TASK INSTRUCTIONS — Apart from the pictures, every entry should be reproduced exactly.
** INFORMATION PROVIDED follows **
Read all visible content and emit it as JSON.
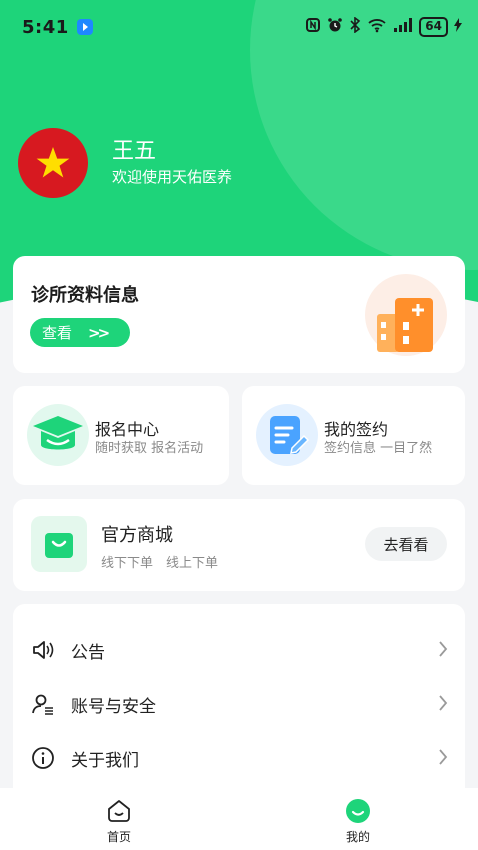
{
  "status_bar": {
    "time": "5:41",
    "battery": "64"
  },
  "profile": {
    "name": "王五",
    "welcome": "欢迎使用天佑医养"
  },
  "clinic_card": {
    "title": "诊所资料信息",
    "view_label": "查看"
  },
  "signup_card": {
    "title": "报名中心",
    "subtitle": "随时获取 报名活动"
  },
  "contract_card": {
    "title": "我的签约",
    "subtitle": "签约信息 一目了然"
  },
  "mall_card": {
    "title": "官方商城",
    "subtitle": "线下下单　线上下单",
    "button": "去看看"
  },
  "menu": {
    "items": [
      {
        "label": "公告",
        "icon": "speaker-icon"
      },
      {
        "label": "账号与安全",
        "icon": "user-security-icon"
      },
      {
        "label": "关于我们",
        "icon": "info-icon"
      }
    ]
  },
  "tabs": {
    "home": "首页",
    "mine": "我的"
  },
  "colors": {
    "brand_green": "#1ed47a",
    "avatar_red": "#d71920",
    "contract_blue": "#4aa3ff",
    "clinic_orange": "#ff9a3c"
  }
}
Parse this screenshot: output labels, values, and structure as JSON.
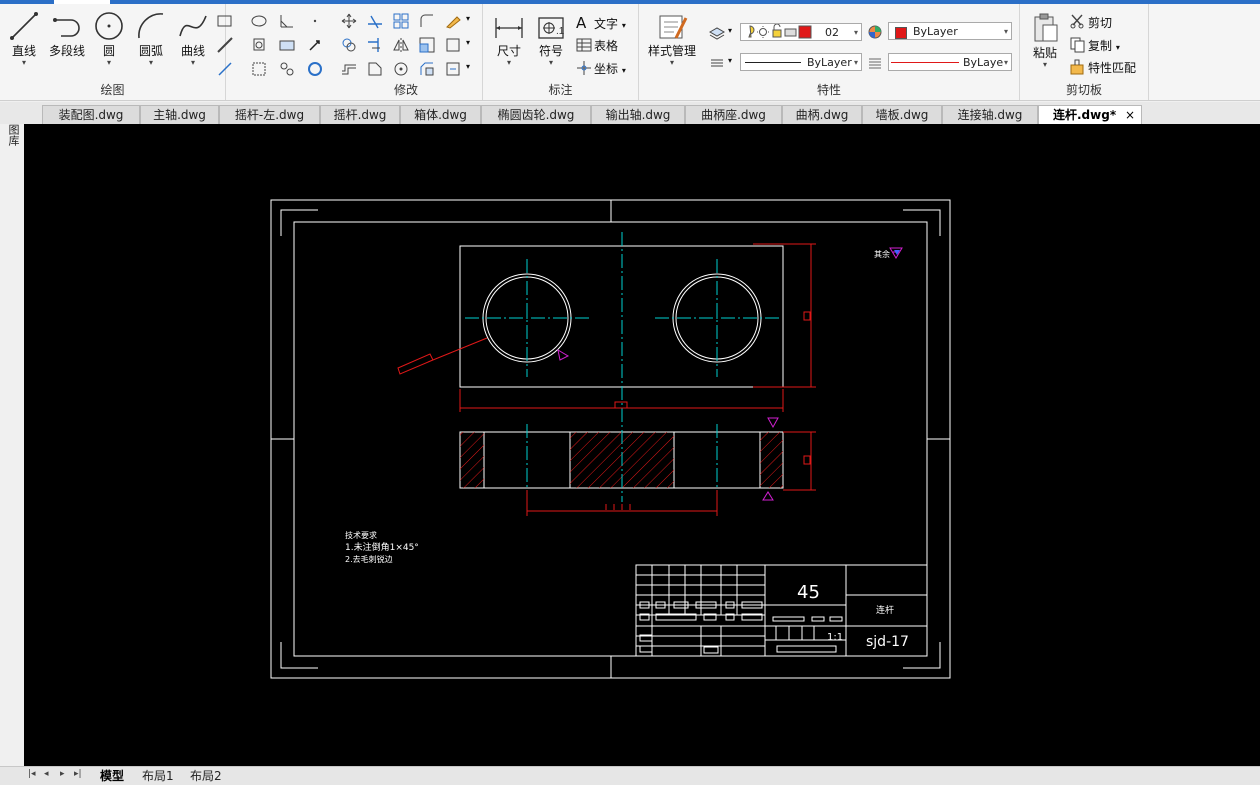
{
  "ribbon": {
    "draw": {
      "title": "绘图",
      "line": "直线",
      "polyline": "多段线",
      "circle": "圆",
      "arc": "圆弧",
      "curve": "曲线"
    },
    "modify": {
      "title": "修改"
    },
    "annotate": {
      "title": "标注",
      "dimension": "尺寸",
      "symbol": "符号",
      "text": "文字",
      "table": "表格",
      "coordinate": "坐标"
    },
    "properties": {
      "title": "特性",
      "style_manager": "样式管理",
      "layer_value": "02",
      "color_value": "ByLayer",
      "linetype_value": "ByLayer",
      "lineweight_value": "ByLaye",
      "accent_red": "#e01818"
    },
    "clipboard": {
      "title": "剪切板",
      "paste": "粘贴",
      "cut": "剪切",
      "copy": "复制",
      "match_props": "特性匹配"
    }
  },
  "sidebar": {
    "label": "图库"
  },
  "tabs": [
    {
      "label": "装配图.dwg"
    },
    {
      "label": "主轴.dwg"
    },
    {
      "label": "摇杆-左.dwg"
    },
    {
      "label": "摇杆.dwg"
    },
    {
      "label": "箱体.dwg"
    },
    {
      "label": "椭圆齿轮.dwg"
    },
    {
      "label": "输出轴.dwg"
    },
    {
      "label": "曲柄座.dwg"
    },
    {
      "label": "曲柄.dwg"
    },
    {
      "label": "墙板.dwg"
    },
    {
      "label": "连接轴.dwg"
    },
    {
      "label": "连杆.dwg*",
      "active": true
    }
  ],
  "tab_close": "×",
  "drawing": {
    "material": "45",
    "part_name": "连杆",
    "drawing_no": "sjd-17",
    "scale": "1:1",
    "roughness_note": "其余",
    "tech_title": "技术要求",
    "tech_line1": "1.未注倒角1×45°",
    "tech_line2": "2.去毛刺锐边",
    "colors": {
      "white": "#ffffff",
      "cyan": "#00d0d0",
      "red": "#e01818",
      "magenta": "#d020d0",
      "blue": "#4060ff"
    }
  },
  "layout_tabs": [
    {
      "label": "模型",
      "active": true
    },
    {
      "label": "布局1"
    },
    {
      "label": "布局2"
    }
  ]
}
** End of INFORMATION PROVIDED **
RESPONSE TO THIS EXERCISE —
Read all visible content and emit it as JSON.
{
  "status_bar": {
    "time": "5:41",
    "battery": "64"
  },
  "profile": {
    "name": "王五",
    "welcome": "欢迎使用天佑医养"
  },
  "clinic_card": {
    "title": "诊所资料信息",
    "view_label": "查看"
  },
  "signup_card": {
    "title": "报名中心",
    "subtitle": "随时获取 报名活动"
  },
  "contract_card": {
    "title": "我的签约",
    "subtitle": "签约信息 一目了然"
  },
  "mall_card": {
    "title": "官方商城",
    "subtitle": "线下下单　线上下单",
    "button": "去看看"
  },
  "menu": {
    "items": [
      {
        "label": "公告",
        "icon": "speaker-icon"
      },
      {
        "label": "账号与安全",
        "icon": "user-security-icon"
      },
      {
        "label": "关于我们",
        "icon": "info-icon"
      }
    ]
  },
  "tabs": {
    "home": "首页",
    "mine": "我的"
  },
  "colors": {
    "brand_green": "#1ed47a",
    "avatar_red": "#d71920",
    "contract_blue": "#4aa3ff",
    "clinic_orange": "#ff9a3c"
  }
}
Parse this screenshot: output labels, values, and structure as JSON.
{
  "ribbon": {
    "draw": {
      "title": "绘图",
      "line": "直线",
      "polyline": "多段线",
      "circle": "圆",
      "arc": "圆弧",
      "curve": "曲线"
    },
    "modify": {
      "title": "修改"
    },
    "annotate": {
      "title": "标注",
      "dimension": "尺寸",
      "symbol": "符号",
      "text": "文字",
      "table": "表格",
      "coordinate": "坐标"
    },
    "properties": {
      "title": "特性",
      "style_manager": "样式管理",
      "layer_value": "02",
      "color_value": "ByLayer",
      "linetype_value": "ByLayer",
      "lineweight_value": "ByLaye",
      "accent_red": "#e01818"
    },
    "clipboard": {
      "title": "剪切板",
      "paste": "粘贴",
      "cut": "剪切",
      "copy": "复制",
      "match_props": "特性匹配"
    }
  },
  "sidebar": {
    "label": "图库"
  },
  "tabs": [
    {
      "label": "装配图.dwg"
    },
    {
      "label": "主轴.dwg"
    },
    {
      "label": "摇杆-左.dwg"
    },
    {
      "label": "摇杆.dwg"
    },
    {
      "label": "箱体.dwg"
    },
    {
      "label": "椭圆齿轮.dwg"
    },
    {
      "label": "输出轴.dwg"
    },
    {
      "label": "曲柄座.dwg"
    },
    {
      "label": "曲柄.dwg"
    },
    {
      "label": "墙板.dwg"
    },
    {
      "label": "连接轴.dwg"
    },
    {
      "label": "连杆.dwg*",
      "active": true
    }
  ],
  "tab_close": "×",
  "drawing": {
    "material": "45",
    "part_name": "连杆",
    "drawing_no": "sjd-17",
    "scale": "1:1",
    "roughness_note": "其余",
    "tech_title": "技术要求",
    "tech_line1": "1.未注倒角1×45°",
    "tech_line2": "2.去毛刺锐边",
    "colors": {
      "white": "#ffffff",
      "cyan": "#00d0d0",
      "red": "#e01818",
      "magenta": "#d020d0",
      "blue": "#4060ff"
    }
  },
  "layout_tabs": [
    {
      "label": "模型",
      "active": true
    },
    {
      "label": "布局1"
    },
    {
      "label": "布局2"
    }
  ]
}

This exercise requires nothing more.